US and Kazakhstan
Nazarbayev and President Barak Obama reaffirmed a goal of completing the transfer operation this year when they met in Washington in April during an international conference that Obama called as part of an initiative to secure the world’s vulnerable stocks of highly enriched uranium and plutonium by 2013, US officials said.
The US and Kazakhstan went to extraordinary lengths to ensure the safety and security of the operation. Engineers designed and built huge cranes, massive storage casks, special railcars and the new storage facility behind fences, gun towers and other security layers.
Special handling facilities had to be constructed at BN-350 and at the railhead where the casks were unloaded onto trucks for the drive to the storage site. Interior Ministry guards and armored personnel carriers protected the convoys.
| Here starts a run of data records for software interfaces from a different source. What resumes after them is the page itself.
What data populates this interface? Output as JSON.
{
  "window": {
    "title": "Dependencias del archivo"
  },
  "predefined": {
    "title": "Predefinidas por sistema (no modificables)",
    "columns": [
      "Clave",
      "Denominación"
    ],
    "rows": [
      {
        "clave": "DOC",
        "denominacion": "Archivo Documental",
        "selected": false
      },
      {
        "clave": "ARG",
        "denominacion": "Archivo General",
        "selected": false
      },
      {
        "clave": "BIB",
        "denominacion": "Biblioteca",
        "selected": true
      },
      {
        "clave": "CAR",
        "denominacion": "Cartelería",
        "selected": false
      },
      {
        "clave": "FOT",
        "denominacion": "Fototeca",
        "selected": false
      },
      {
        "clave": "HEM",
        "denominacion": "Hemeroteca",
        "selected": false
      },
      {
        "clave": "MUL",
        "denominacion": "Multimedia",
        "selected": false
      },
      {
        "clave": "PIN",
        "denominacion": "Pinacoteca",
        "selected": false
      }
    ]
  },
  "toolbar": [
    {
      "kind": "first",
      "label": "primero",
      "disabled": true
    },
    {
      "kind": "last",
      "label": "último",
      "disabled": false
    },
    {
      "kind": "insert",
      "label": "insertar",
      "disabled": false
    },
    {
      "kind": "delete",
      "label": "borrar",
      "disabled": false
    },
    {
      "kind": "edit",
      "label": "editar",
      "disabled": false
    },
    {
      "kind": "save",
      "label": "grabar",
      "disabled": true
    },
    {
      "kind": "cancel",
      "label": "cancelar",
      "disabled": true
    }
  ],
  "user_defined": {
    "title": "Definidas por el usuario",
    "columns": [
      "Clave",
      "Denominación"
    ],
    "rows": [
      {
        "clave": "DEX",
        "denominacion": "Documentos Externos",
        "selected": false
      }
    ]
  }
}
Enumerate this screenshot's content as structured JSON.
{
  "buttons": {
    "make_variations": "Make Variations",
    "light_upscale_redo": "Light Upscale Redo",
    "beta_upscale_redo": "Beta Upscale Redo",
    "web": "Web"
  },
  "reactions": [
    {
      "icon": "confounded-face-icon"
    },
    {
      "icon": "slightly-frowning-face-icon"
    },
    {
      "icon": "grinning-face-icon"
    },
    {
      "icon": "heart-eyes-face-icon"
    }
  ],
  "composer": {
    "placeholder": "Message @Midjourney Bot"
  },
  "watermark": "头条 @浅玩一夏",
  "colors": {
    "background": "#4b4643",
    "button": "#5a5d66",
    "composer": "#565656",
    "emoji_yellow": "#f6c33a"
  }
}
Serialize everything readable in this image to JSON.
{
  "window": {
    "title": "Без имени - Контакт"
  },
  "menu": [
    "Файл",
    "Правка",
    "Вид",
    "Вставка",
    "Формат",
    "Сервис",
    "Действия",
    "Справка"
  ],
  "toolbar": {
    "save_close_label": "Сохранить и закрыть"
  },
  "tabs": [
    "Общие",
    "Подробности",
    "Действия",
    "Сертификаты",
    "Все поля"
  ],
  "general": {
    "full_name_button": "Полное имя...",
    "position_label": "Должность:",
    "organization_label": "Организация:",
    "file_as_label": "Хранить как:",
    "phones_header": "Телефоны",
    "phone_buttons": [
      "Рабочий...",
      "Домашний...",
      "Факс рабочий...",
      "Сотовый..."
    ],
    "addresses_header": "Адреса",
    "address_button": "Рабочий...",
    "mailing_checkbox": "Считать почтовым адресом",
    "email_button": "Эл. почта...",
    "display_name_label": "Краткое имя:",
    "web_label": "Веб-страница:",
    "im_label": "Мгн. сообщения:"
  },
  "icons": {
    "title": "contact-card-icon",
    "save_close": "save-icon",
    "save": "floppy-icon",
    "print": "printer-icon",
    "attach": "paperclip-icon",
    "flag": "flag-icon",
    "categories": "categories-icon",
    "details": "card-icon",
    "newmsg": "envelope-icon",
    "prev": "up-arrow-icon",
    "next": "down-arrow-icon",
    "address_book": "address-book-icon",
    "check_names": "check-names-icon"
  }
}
Train tracks and roads had to be upgraded to bear the weight of the 110-ton casks, command centers and communications networks were set up and Kazakh Interior Ministry troops underwent five weeks of training at the Sandia National Laboratories in New Mexico, which designs safeguards for the US nuclear arsenal.
Precautions for secret nuclear transfer
A dry run was held last November in minus 40-degree temperatures, and the lessons learned were incorporated into the final procedures.
“We had to examine the hydraulic fluid in the cranes and other machinery to make sure it would withstand the low temperatures,” the second knowledgeable US official said. “We took every precaution we possibly could.”
For instance, the massive storage casks, built in Ukraine and Russia, each have two bolted-on seals and a third seal welded on, and they were secured inside the railcars with a special locking mechanism, the US official said.
“Even if the guards could not protect the convoys and terrorists were able to get to the casks, it would have taken hours to get to the material,” the official said.
The IAEA has licensed the new facility for 50 years, taking pressure off Kazakhstan to decide the materials’ final disposition. It could reap commercial benefits from the highly enriched uranium, which can be “blended down” into commercial reactor fuel, US officials said.
Before the Kazakhstan operation, the National Nuclear Security Administration, an arm of the Department of Energy, helped relocate more than 2.75 tons of weapons-grade highly enriched uranium and plutonium, most of it of Soviet and US origin, to secure sites around the world.
Until Kazakhstan, the largest transfer operation returned nearly 1,000 pounds of highly enriched uranium — enough for 18 bombs — to Russia from Poland, a project that was completed in September.